The respondent reported that the four men dressed in sage green uniforms spoke to the members of the transit group in Bulgarian and a few words in English. One of the uniformed men began kicking the woman and the 17-year-old boy and screaming at the in Bulgarian, recounted the respondent. The women reportedly began to cry which only triggered further verbal and physical abuse.
The respondent described that he was then beaten with an iron rod by a man in uniform, with which he pleaded, saying “we swear, camp, camp!”, but the officer ignored him and continued to beat the respondent.
The uniformed men did not make the woman undress, but the men were stripped naked in front of the her, and searched form head to toe, recalled the respondent. When speaking about how the woman was searched by the officers, the respondent described that they “touched her body everywhere, even in sensitive places.” According to the respondent, when told to hand over their phones and money, the woman gave them everything she had.
“When [the man in uniform] found my phone he told me to open [it], slapped me [in the] face, and then said ‘good boy.’”
The men reportedly addressed the transit group in English and Turkish. At the end of the search, only their clothing and shoes were returned to them. With the the transit group’s phones, money, bags, and remaining food in hand, the four men in uniform forced the group to walk in a line for around three minutes until reaching the Land Rovers parked nearby, recounted the respondent.

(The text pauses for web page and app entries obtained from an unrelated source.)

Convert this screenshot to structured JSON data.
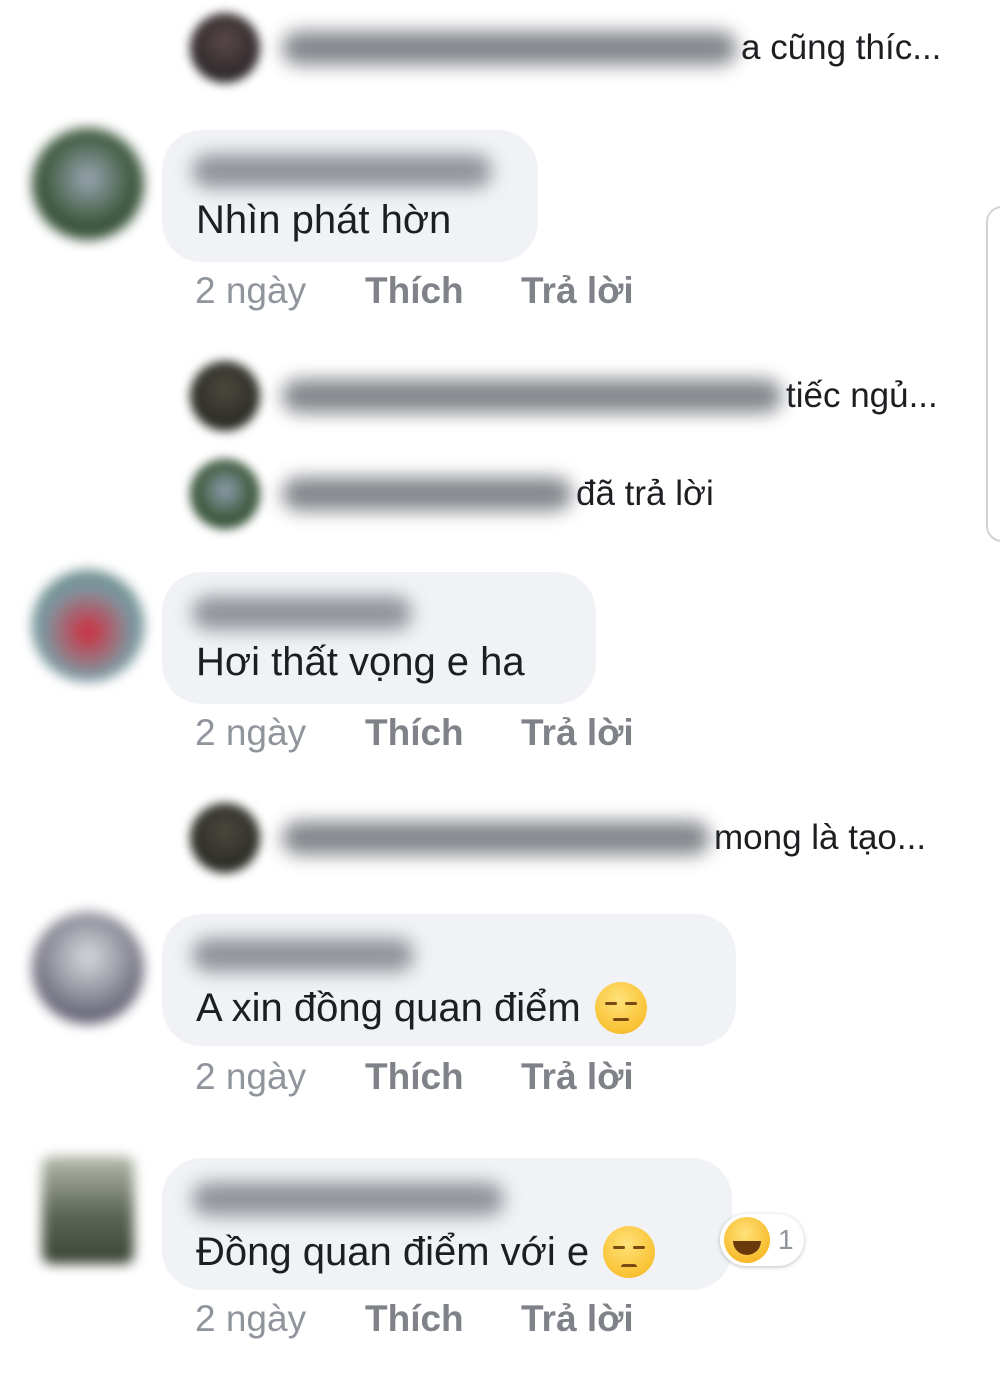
{
  "replies": [
    {
      "text": "a cũng thíc..."
    },
    {
      "text": "tiếc ngủ..."
    },
    {
      "text": "đã trả lời"
    },
    {
      "text": "mong là tạo..."
    }
  ],
  "comments": [
    {
      "text": "Nhìn phát hờn",
      "time": "2 ngày",
      "like": "Thích",
      "reply": "Trả lời"
    },
    {
      "text": "Hơi thất vọng e ha",
      "time": "2 ngày",
      "like": "Thích",
      "reply": "Trả lời"
    },
    {
      "text": "A xin đồng quan điểm",
      "emoji": "pensive-face",
      "time": "2 ngày",
      "like": "Thích",
      "reply": "Trả lời"
    },
    {
      "text": "Đồng quan điểm với e",
      "emoji": "disappointed-face",
      "time": "2 ngày",
      "like": "Thích",
      "reply": "Trả lời",
      "reaction": {
        "icon": "haha-reaction",
        "count": "1"
      }
    }
  ],
  "colors": {
    "bubble": "#f0f2f5",
    "meta_text": "#90949c",
    "action_text": "#7f8288",
    "body_text": "#1c1e21"
  }
}
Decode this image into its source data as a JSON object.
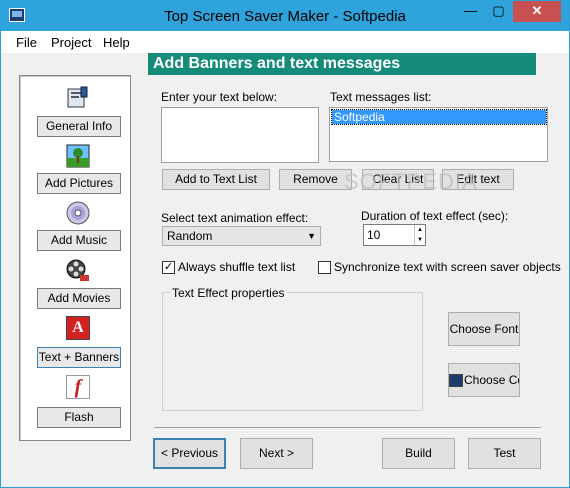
{
  "window": {
    "title": "Top Screen Saver Maker - Softpedia",
    "minimize": "—",
    "maximize": "▢",
    "close": "✕"
  },
  "menu": [
    "File",
    "Project",
    "Help"
  ],
  "sidebar": {
    "items": [
      {
        "label": "General Info",
        "icon": "settings-icon"
      },
      {
        "label": "Add Pictures",
        "icon": "picture-icon"
      },
      {
        "label": "Add Music",
        "icon": "cd-icon"
      },
      {
        "label": "Add Movies",
        "icon": "film-reel-icon"
      },
      {
        "label": "Text + Banners",
        "icon": "text-a-icon",
        "icon_glyph": "A"
      },
      {
        "label": "Flash",
        "icon": "flash-icon",
        "icon_glyph": "f"
      }
    ]
  },
  "panel": {
    "header": "Add Banners and text messages",
    "enter_text_label": "Enter your text below:",
    "enter_text_value": "",
    "messages_label": "Text messages list:",
    "messages": [
      "Softpedia"
    ],
    "buttons": {
      "add": "Add to Text List",
      "remove": "Remove",
      "clear": "Clear List",
      "edit": "Edit text"
    },
    "animation_label": "Select text animation effect:",
    "animation_value": "Random",
    "duration_label": "Duration of text effect (sec):",
    "duration_value": "10",
    "shuffle_label": "Always shuffle text list",
    "shuffle_checked": true,
    "sync_label": "Synchronize text with screen saver objects",
    "sync_checked": false,
    "effect_group_label": "Text Effect properties",
    "choose_font": "Choose Font",
    "choose_color": "Choose Colo"
  },
  "footer": {
    "previous": "< Previous",
    "next": "Next >",
    "build": "Build",
    "test": "Test"
  },
  "watermark": "SOFTPEDIA",
  "colors": {
    "titlebar": "#2fa3dc",
    "header": "#158b7a",
    "selection": "#3399ff",
    "close": "#c75050"
  }
}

When they arrived at the car, the respondent was reportedly met by two more men dressed in sacramento green uniforms. On the license plates, the he recalled the letters BG and CB. The four men loaded the transit group into the trunk of one of the vehicles.
According to the respondent, as the woman entered the vehicle one of the uniformed men touched her back and she began to cry and slap herself in the face,“because of the shame of what happened to her…she didn’t stop crying…she was traumatized.”

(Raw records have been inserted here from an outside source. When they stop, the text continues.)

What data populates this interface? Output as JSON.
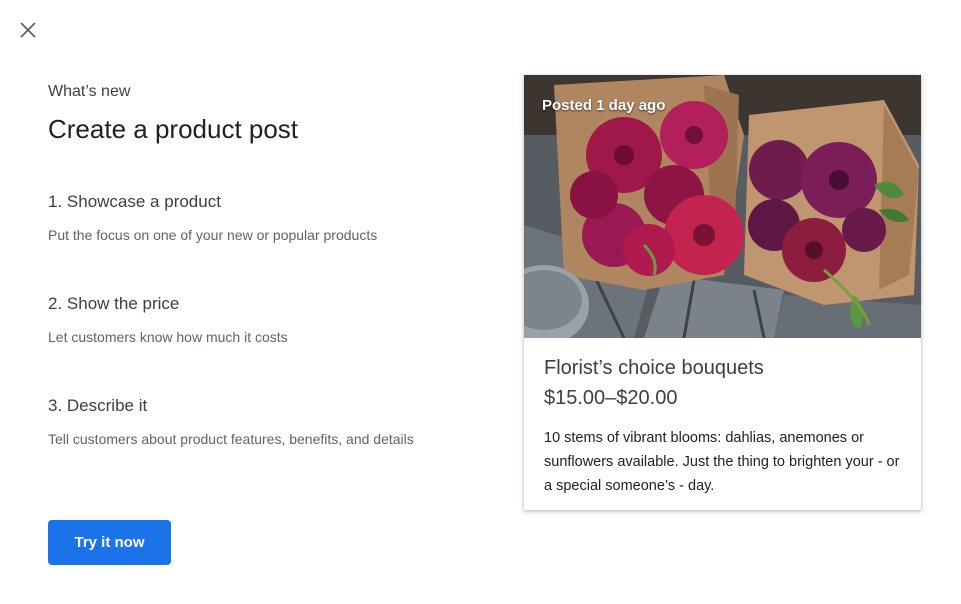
{
  "dialog": {
    "close_icon": "close-icon",
    "eyebrow": "What’s new",
    "title": "Create a product post"
  },
  "steps": [
    {
      "title": "1. Showcase a product",
      "description": "Put the focus on one of your new or popular products"
    },
    {
      "title": "2. Show the price",
      "description": "Let customers know how much it costs"
    },
    {
      "title": "3. Describe it",
      "description": "Tell customers about product features, benefits, and details"
    }
  ],
  "cta": {
    "label": "Try it now",
    "color": "#1a73e8"
  },
  "preview_card": {
    "posted_label": "Posted 1 day ago",
    "image_subject": "bouquets of purple dahlias wrapped in brown paper",
    "product_name": "Florist’s choice bouquets",
    "price": "$15.00–$20.00",
    "description": "10 stems of vibrant blooms: dahlias, anemones or sunflowers available. Just the thing to brighten your - or a special someone’s - day."
  }
}
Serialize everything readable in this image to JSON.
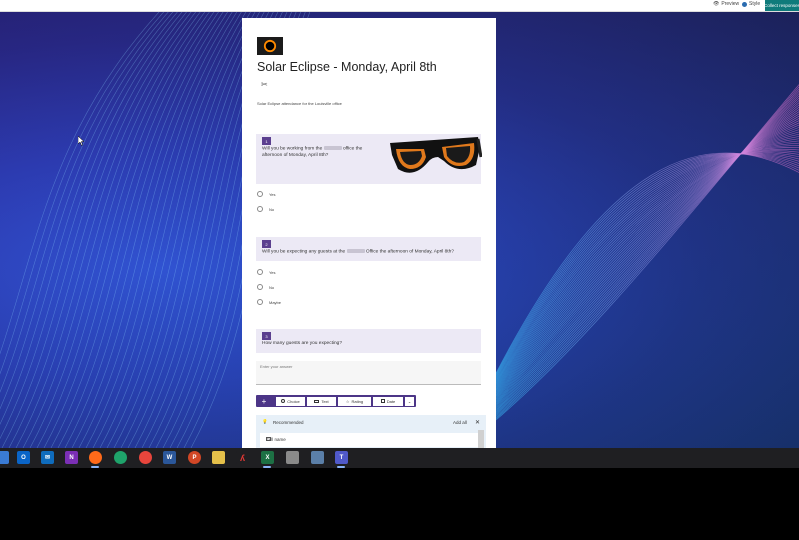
{
  "topbar": {
    "preview_label": "Preview",
    "style_label": "Style",
    "collect_label": "Collect responses"
  },
  "form": {
    "title": "Solar Eclipse - Monday, April 8th",
    "description": "Solar Eclipse attendance for the Louisville office",
    "questions": [
      {
        "number": "1",
        "text_a": "Will you be working from the",
        "text_b": "office the afternoon of Monday, April 8th?",
        "options": [
          "Yes",
          "No"
        ]
      },
      {
        "number": "2",
        "text_a": "Will you be expecting any guests at the",
        "text_b": "Office the afternoon of Monday, April 8th?",
        "options": [
          "Yes",
          "No",
          "Maybe"
        ]
      },
      {
        "number": "3",
        "text": "How many guests are you expecting?",
        "placeholder": "Enter your answer"
      }
    ],
    "add_bar": {
      "choice": "Choice",
      "text": "Text",
      "rating": "Rating",
      "date": "Date"
    },
    "recommended": {
      "title": "Recommended",
      "add_all": "Add all",
      "item": "Full name"
    }
  },
  "colors": {
    "accent": "#5b3f8f",
    "collect_button": "#0f7b7b",
    "question_bg": "#ece9f5",
    "taskbar": "#1f1f22"
  },
  "taskbar_icons": [
    "windows-menu",
    "outlook-icon",
    "onenote-icon",
    "firefox-icon",
    "edge-icon",
    "chrome-icon",
    "word-icon",
    "powerpoint-icon",
    "notes-icon",
    "acrobat-icon",
    "excel-icon",
    "printer-icon",
    "network-icon",
    "teams-icon"
  ]
}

Inside the vehicle, the transit group found themselves in a two-by-one meter trunk. “We could barely fit,” stressed the respondent. He identified three of the previously mentioned six uniformed men sat in the front of the vehicle. For what felt like 40 minutes to the respondent, the group were driven fast along an unpaved road. The second land rover followed behind.
When the car stopped the three members of the transit group were unloaded, and saw two men dressed in the same sacramento green uniform waiting for them. Both were reportedly carrying weapons in their holsters. In front of him, the respondent described that he saw a “big door….that could fit a truck through it” along with unpaved roads, and surrounding both the Bulgarian and Turkish sides of the fence was forest. They new officers looked at the group and barked: “Shut up while we finish smoking.” They did as they were told and stood in front of the headlights until the officers finished their cigarettes.
Once they’d finished, the officers told the woman to take off her sneakers and then forced her through the gate in the fence to the Turkish side alone. According to the respondent, the two uniformed men began to beat him and the minor with iron batons and tree branches, and subsequently kicked them mainly in their arms and legs. Ten minutes later, the violence finally stopped, recounted the respondent. The uniformed men then ordered the two individuals to remove their jackets and shoes and, “to run fast from the door and go to Turkey.”
The group was pushed back about 3:00 a.m., on the 10th of March.
Back on on Turkish soil, the respondent and the minor found the woman hiding in the trees about 50 meters from the pushback point, he recalled. The three of them walked for around two kilometers before reaching Şükrüpaşa at approximately 4:00.
“We couldn’t sleep…we were so cold and barefoot…we didn’t think we could stay alive until the morning.”
According to the respondent, in the village they encountered a man who – seeing the woman’s condition – offered to drive the three of them west. Two hours later, they arrived in Edirne.